A majority of the changes would come from two sections of the budget reconciliation plan, according to the reviews.

The first is a payment system that the Biden administration says will increase the speed of deployment of zero-carbon power for utilities. That will be combined with fees assessed to companies that don’t hit targets the White House sets for them.

The second is a package of expanded and new tax credits that will be given out for a large variety of projects in the clean energy field.

There will also be consumer incentives for electric vehicles. The analysis says this will result in 16% of the reductions in projected greenhouse gas emissions. In addition, there will be fees on the oil and gas industry, which will cut methane emissions and contribute to 9% of the overall reduction.

It all sounds great in theory, but it’s questionable whether all of this will actually take place, or whether it’s all just talk to get support behind both the infrastructure package and the massive spending bill.

Democrats need to have all of their membership on board for this to go through as is. The House already experienced some bumps in the road with it this week, as a group of moderate Democrats pushed back hard against House Speaker Nancy Pelosi and the progressive wing of the party.

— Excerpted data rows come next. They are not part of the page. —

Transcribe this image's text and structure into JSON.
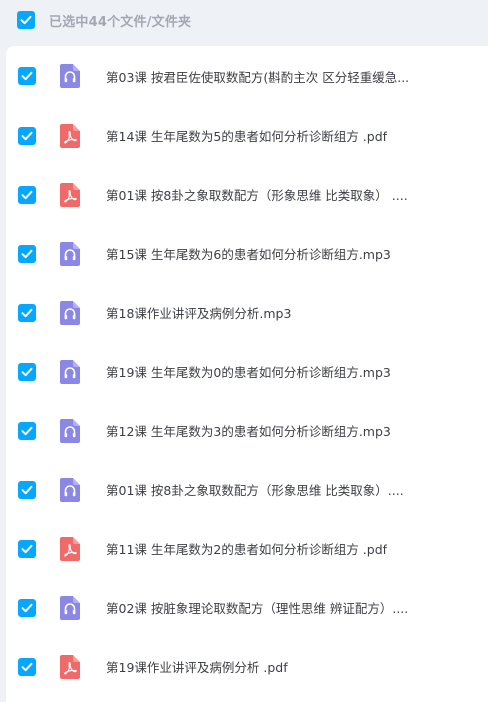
{
  "selection": {
    "label": "已选中44个文件/文件夹",
    "checked": true
  },
  "colors": {
    "checkbox": "#06a7ff",
    "audio_icon": "#8b87e6",
    "pdf_icon": "#f06a6a",
    "text": "#3d3f45",
    "muted": "#a3a8b3"
  },
  "files": [
    {
      "name": "第03课 按君臣佐使取数配方(斟酌主次 区分轻重缓急...",
      "type": "audio",
      "icon": "headphones-icon",
      "checked": true
    },
    {
      "name": "第14课 生年尾数为5的患者如何分析诊断组方 .pdf",
      "type": "pdf",
      "icon": "pdf-icon",
      "checked": true
    },
    {
      "name": "第01课 按8卦之象取数配方（形象思维 比类取象） ....",
      "type": "pdf",
      "icon": "pdf-icon",
      "checked": true
    },
    {
      "name": "第15课 生年尾数为6的患者如何分析诊断组方.mp3",
      "type": "audio",
      "icon": "headphones-icon",
      "checked": true
    },
    {
      "name": "第18课作业讲评及病例分析.mp3",
      "type": "audio",
      "icon": "headphones-icon",
      "checked": true
    },
    {
      "name": "第19课 生年尾数为0的患者如何分析诊断组方.mp3",
      "type": "audio",
      "icon": "headphones-icon",
      "checked": true
    },
    {
      "name": "第12课 生年尾数为3的患者如何分析诊断组方.mp3",
      "type": "audio",
      "icon": "headphones-icon",
      "checked": true
    },
    {
      "name": "第01课 按8卦之象取数配方（形象思维 比类取象）....",
      "type": "audio",
      "icon": "headphones-icon",
      "checked": true
    },
    {
      "name": "第11课 生年尾数为2的患者如何分析诊断组方 .pdf",
      "type": "pdf",
      "icon": "pdf-icon",
      "checked": true
    },
    {
      "name": "第02课 按脏象理论取数配方（理性思维 辨证配方）....",
      "type": "audio",
      "icon": "headphones-icon",
      "checked": true
    },
    {
      "name": "第19课作业讲评及病例分析 .pdf",
      "type": "pdf",
      "icon": "pdf-icon",
      "checked": true
    }
  ]
}
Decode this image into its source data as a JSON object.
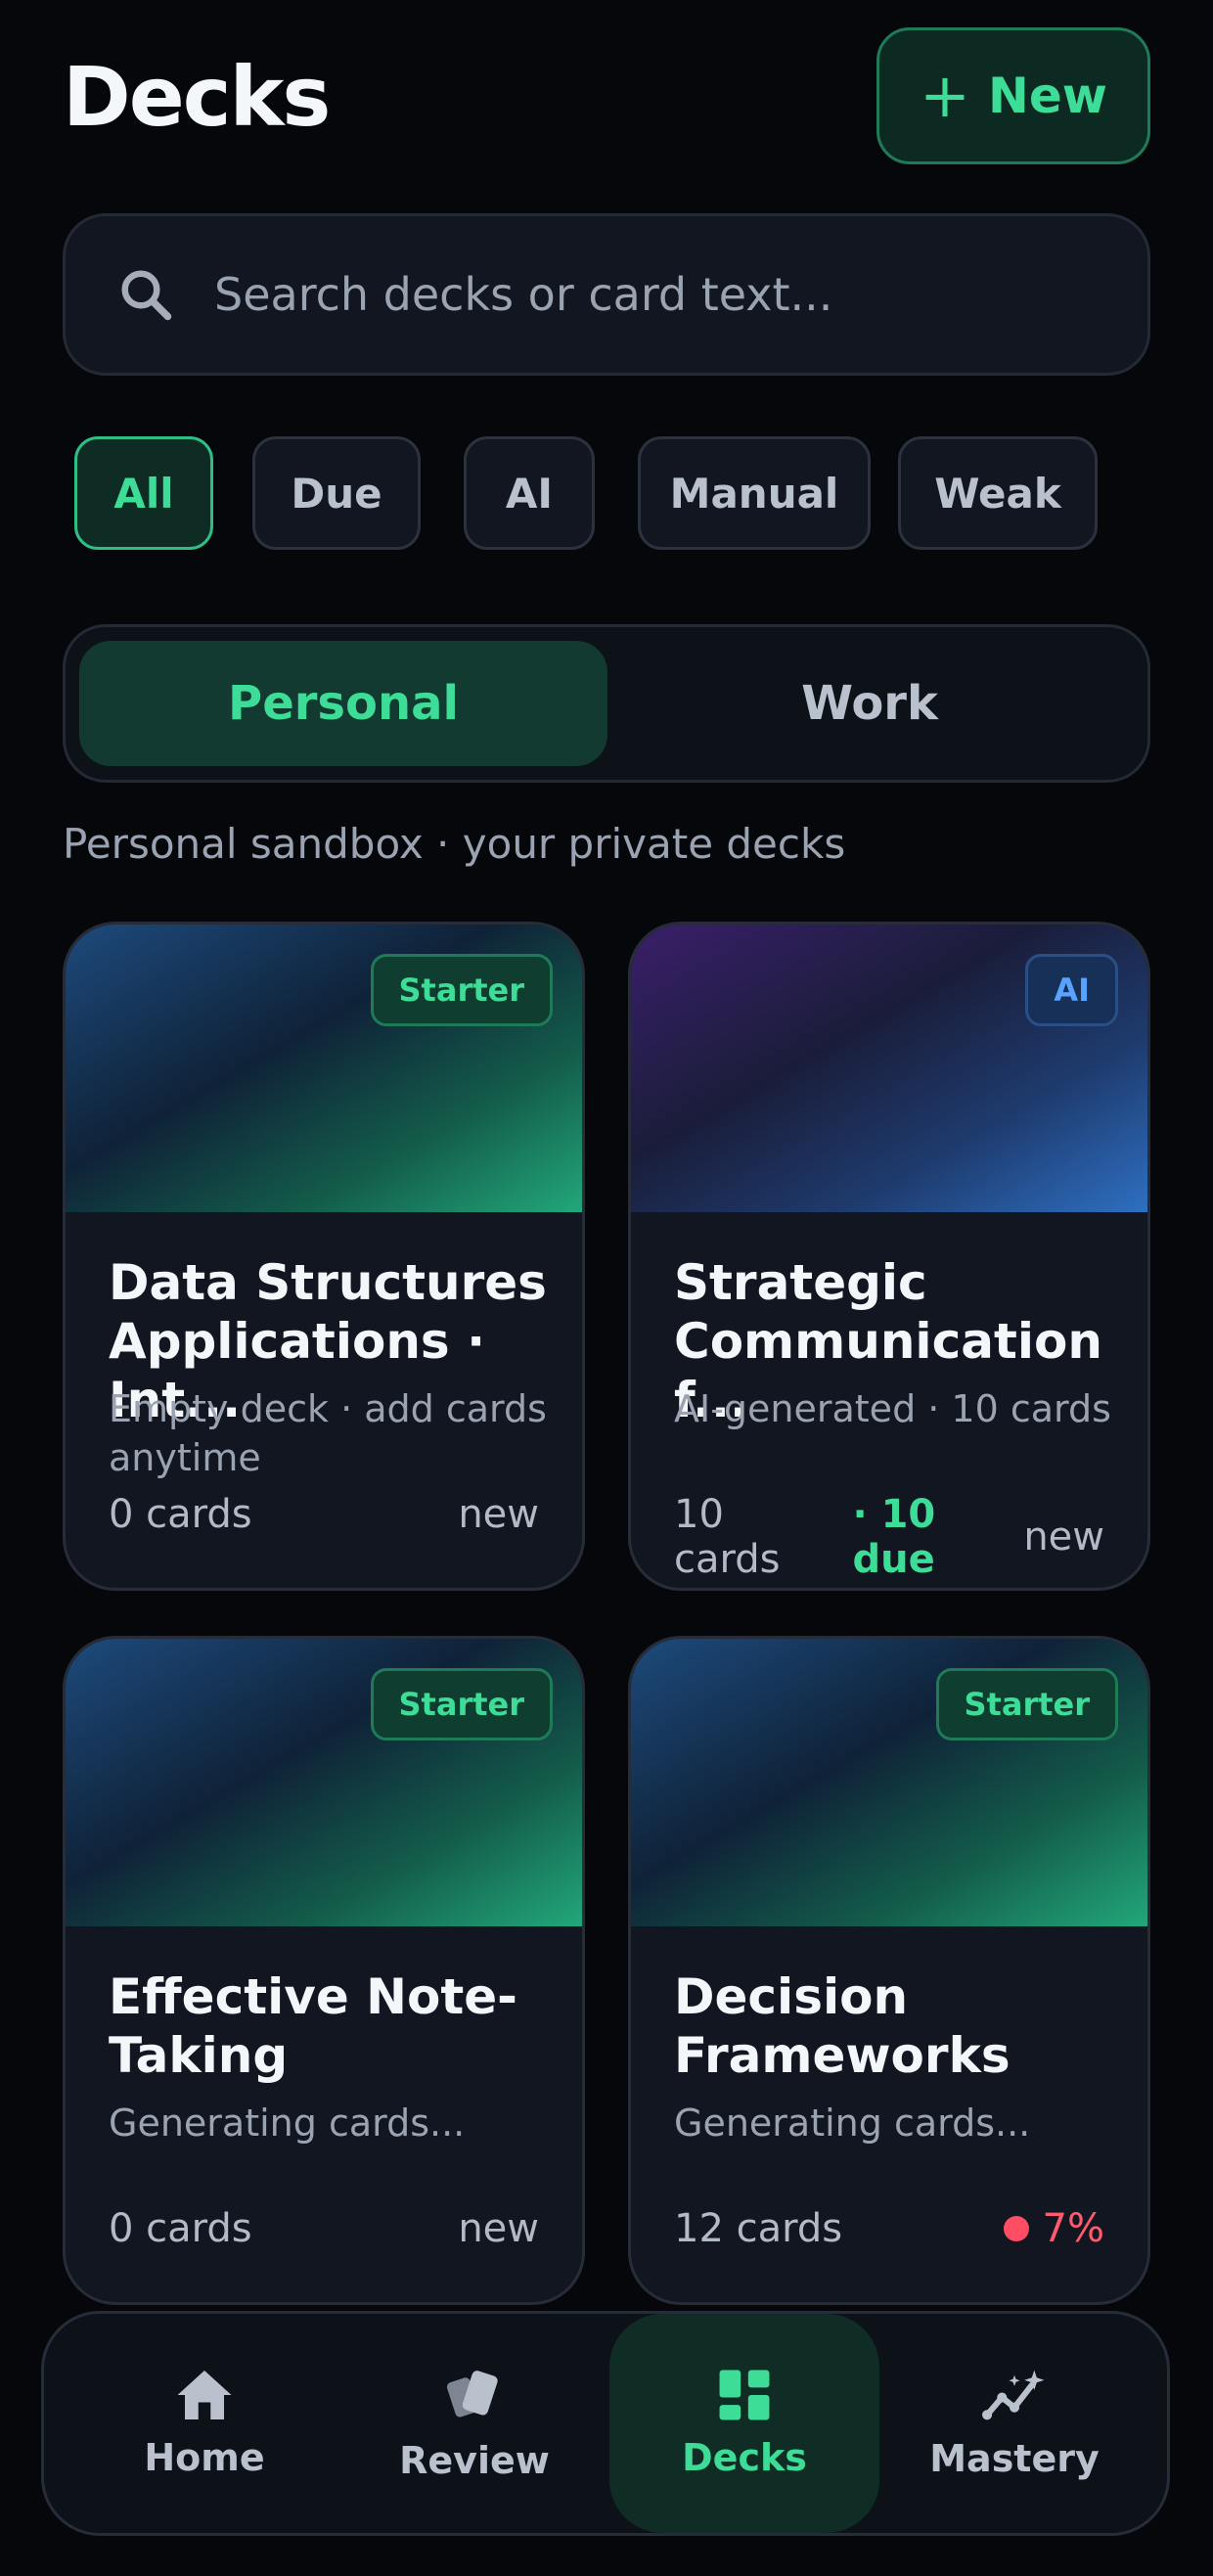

A compromise was struck there to keep things moving forward, but it’ll be interesting to see if liberals can get the full support of membership in the U.S. Senate, where it’s actually more important.